I was delighted to meet several of the authors from the Connected anthology at a public literary reading on Cape Cod in 2013.
When we were girls sharing a bunk at camp,
a single sleeping bag between us,
we giggled over our emerging breasts.
Now, reunited, by chance, in another city,
we share a cup of tea
and think nothing of comparing nursing bras.
We each dote on our gurgling newborns.
“They’re gifts from God, like air or water,” Yolanda says,
I nod my head in agreement.
Athough I don’t share her Catholic faith, I believe in sacredness and wonder.
“They’re miracles,” she repeats, “Like the sun and the moon.”
I think about the cosmic reflections in my daughter’s eyes.
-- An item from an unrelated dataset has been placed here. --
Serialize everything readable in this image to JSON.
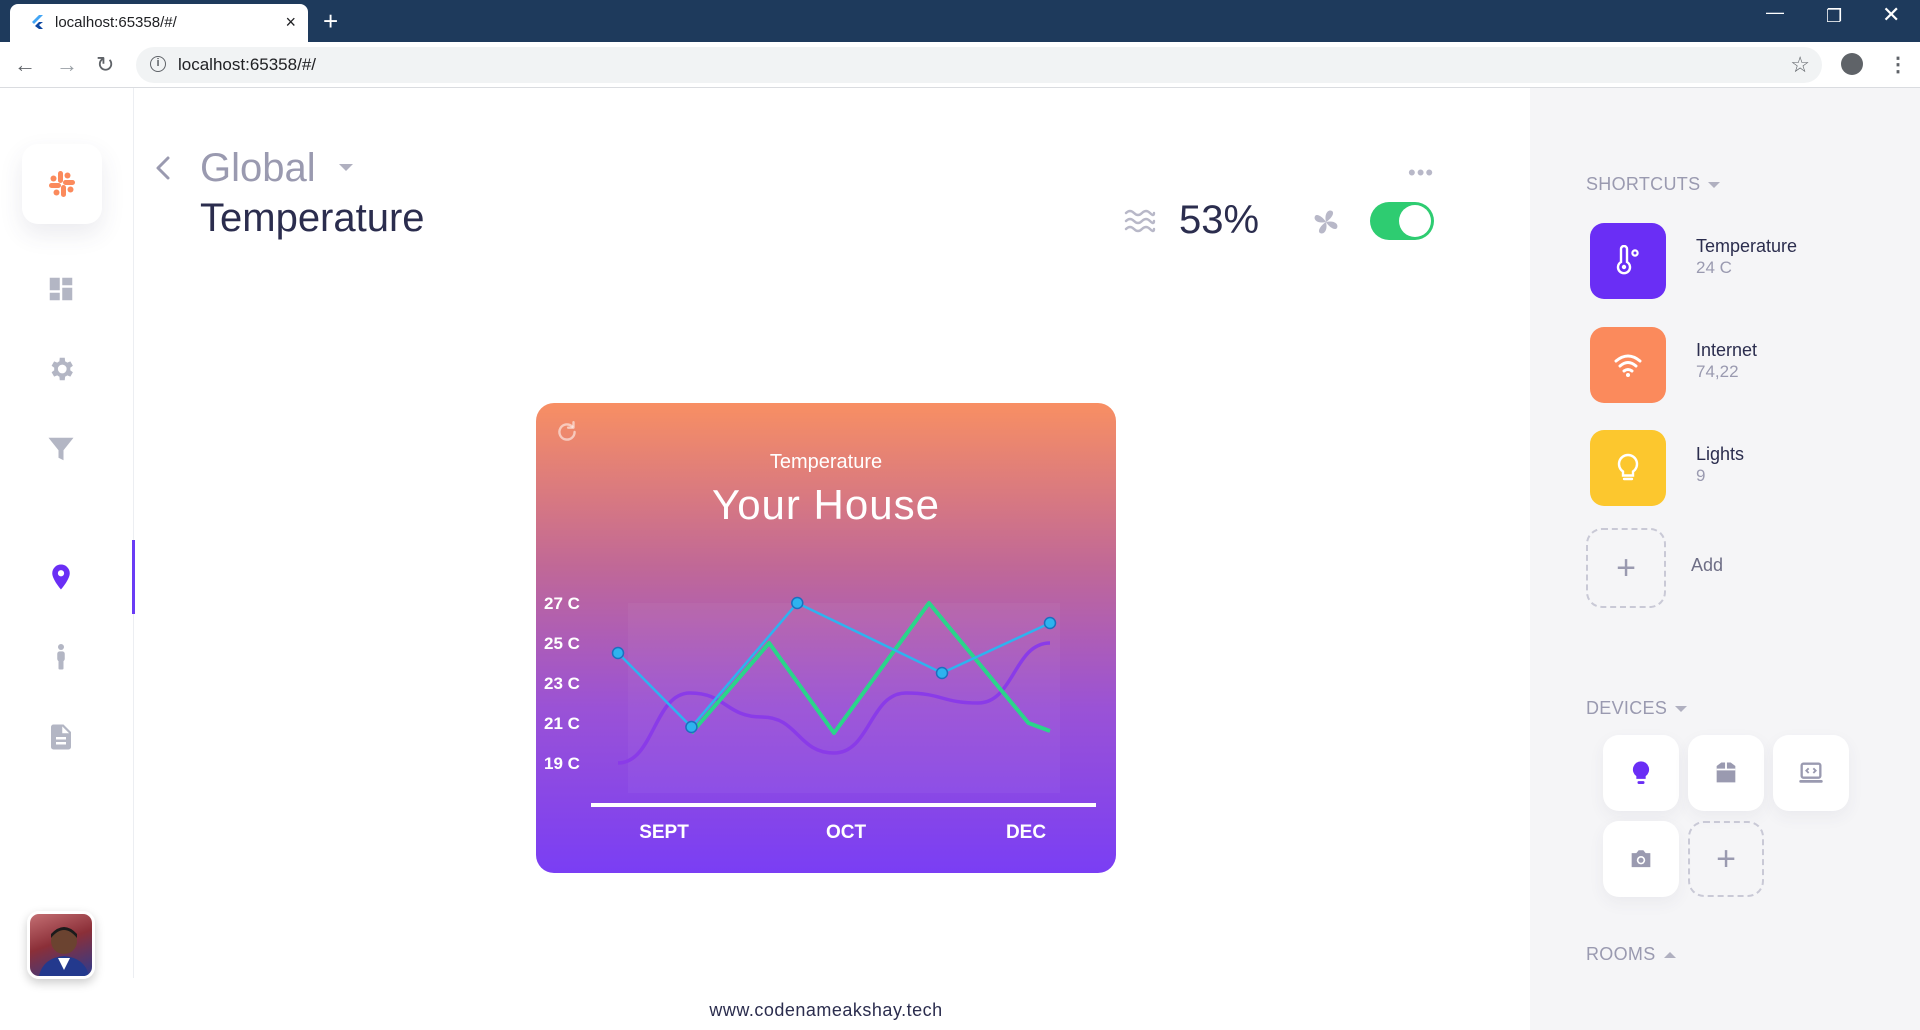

The moon indeed.
Who would not marvel at fullness and mystery,
the sweet perfection of a baby’s bottom,
the thin crescent of an infant smile,
the lunar landscape of a fontanel?
But then the conversation darkens.
I cringe as Yolanda dips words in red,
hangs horror on coat hangers,
tells of picketing clinics.
“It’s never anything but murder,” she maintains,
quoting her favorite priest.
I find myself stiffening, then shouting.
The moon indeed.
I talk about the gravity of choice,
the tidal force of timing, women I once knew eclipsed with fear.
The air electrifies. Our tea grows cold.
We sit there snarling, both of us steeped in our convictions,
We go for months without speaking,
each of us left holding a long broken thread.
How do you make a shared blanket out of nubby differences?
And, then, one day, Yolanda’s on my doorstep with daffodils.
We push the strollers to the park, loneliness melting like March snow,
each of us offering ways to mend.
Don’t we both love life? Life itself,
with its sweet milky breath? Have could we accuse each other of less?
At the far side of the park,
we latch our little ones to baby swings,
and let them rock, back and forth, in steady rhythm.
We watch their faces, round, celestial,
little orbs of light, rising and falling,
all that is precious
hanging for a brief moment in the air,
then returning to our outstretched hands.